1995 an Excellent Year for Waterways Birds
Bird On! News
1st November 1996
Members of the British Trust for Ornithology have been monitoring the breeding population of our waterway birds for 22 years. The results for the 1995 survey show that they did very well indeed with 18 of the 20 species increasing - eight of them significantly - and only one declined significantly. This was the Common Sandpiper whose population is at its lowest level on record.
The survey involves mapping territories beside rivers and canals each year on study plots. The results can then be compared directly to estimate the national change in numbers. Almost 450 kms were mapped in 99 plots for the comparison between 1994 and 1995. The most widespread bird was the Mallard on 97 of the plots but, with 2107 pairs counted, there were less counted than colonial Sand Martins found on only 22 plots nut numbering 2949.
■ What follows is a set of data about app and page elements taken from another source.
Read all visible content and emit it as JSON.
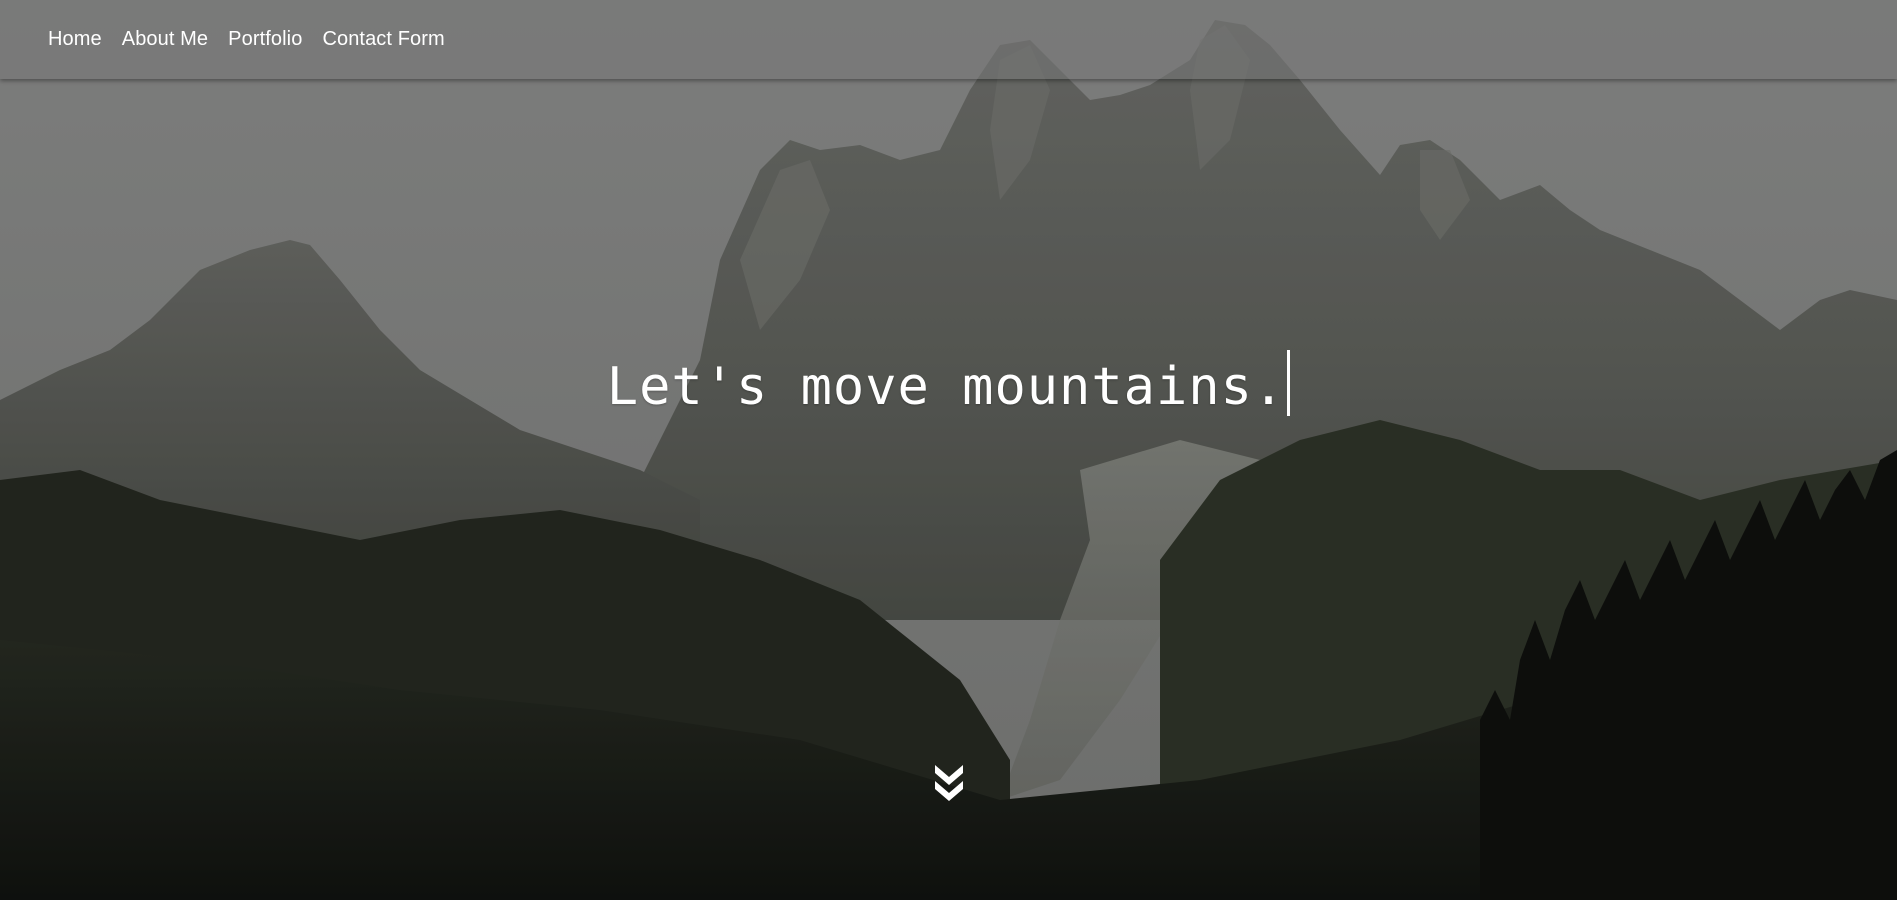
{
  "nav": {
    "items": [
      {
        "label": "Home"
      },
      {
        "label": "About Me"
      },
      {
        "label": "Portfolio"
      },
      {
        "label": "Contact Form"
      }
    ]
  },
  "hero": {
    "headline": "Let's move mountains.",
    "background": "mountain-landscape",
    "scroll_icon": "double-chevron-down-icon"
  },
  "colors": {
    "nav_bg": "#7a7b7a",
    "text": "#ffffff",
    "sky": "#8a8b8a",
    "rock": "#6f706c",
    "forest": "#1b1e18"
  }
}
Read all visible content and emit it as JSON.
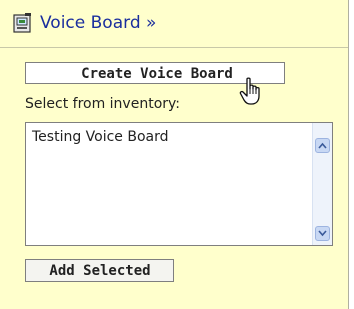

The significant increases were recorded for Mallard (up15%), Tufted Duck (+36%), Moorhen (+13%), Coot (+9%), Kingfisher (+35%), Sand Martin (+89%), Grey Wagtail (+23%) and Sedge Warbler (+26%). Common Sandpipers declined by 11%.
Two of the biggest increases, of Sand Martin and Sedge Warbler concerned birds which are summer migrants and spend their winters just South of the Sahara. Other species which stay at home for the winter will have benefited from the run of mild winters. These results are excellent news not just for dedicated bird watchers but also for all the people who enjoy walking along rivers and canals and enjoying the wildlife. However there are still concerns about long term changes of some species - for instance the Yellow Wagtail population is at a very low level and Reed Buntings are not increasing even after mild winter weather.